U.S. Classification398/139, 385/27, 398/138, 385/39, 385/88, 398/135, 385/92
International ClassificationH01L31/0232, H01S5/022, G02B6/36, G02B6/42
Cooperative ClassificationG02B6/4246
European ClassificationG02B6/42C6
Legal Events
DateCodeEventDescription
Jul 19, 2011FPAYFee payment
Year of fee payment: 4
Jul 13, 2004ASAssignment
Owner name: SAMSUNG ELECTRONICS CO., LTD., KOREA, REPUBLIC OF

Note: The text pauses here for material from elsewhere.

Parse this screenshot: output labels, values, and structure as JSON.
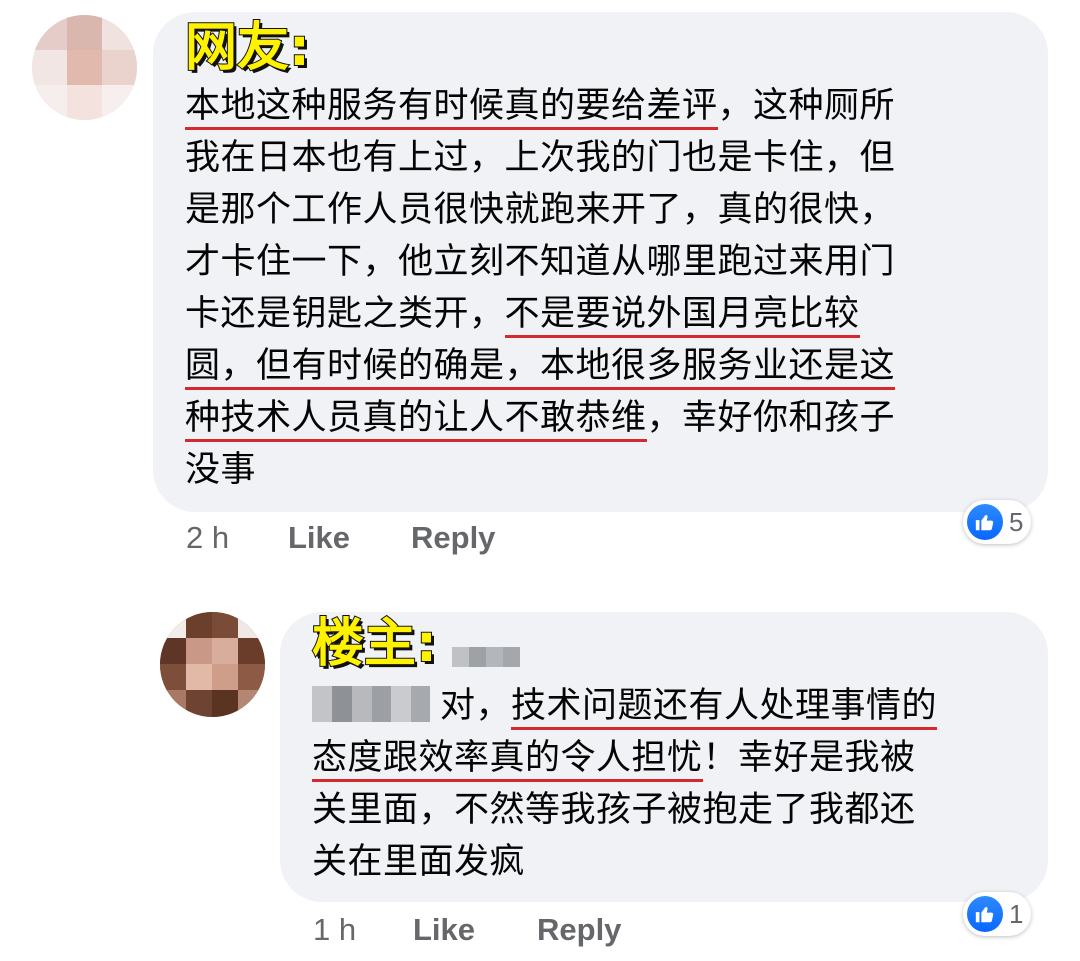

Free format text: ASSIGNMENT OF ASSIGNORS INTEREST;ASSIGNORS:PYO, SUN-HYOUNG;YOON, YOUNG-KWON;MUN, GI-TAE;AND OTHERS;REEL/FRAME:015568/0660
Effective date: 20040708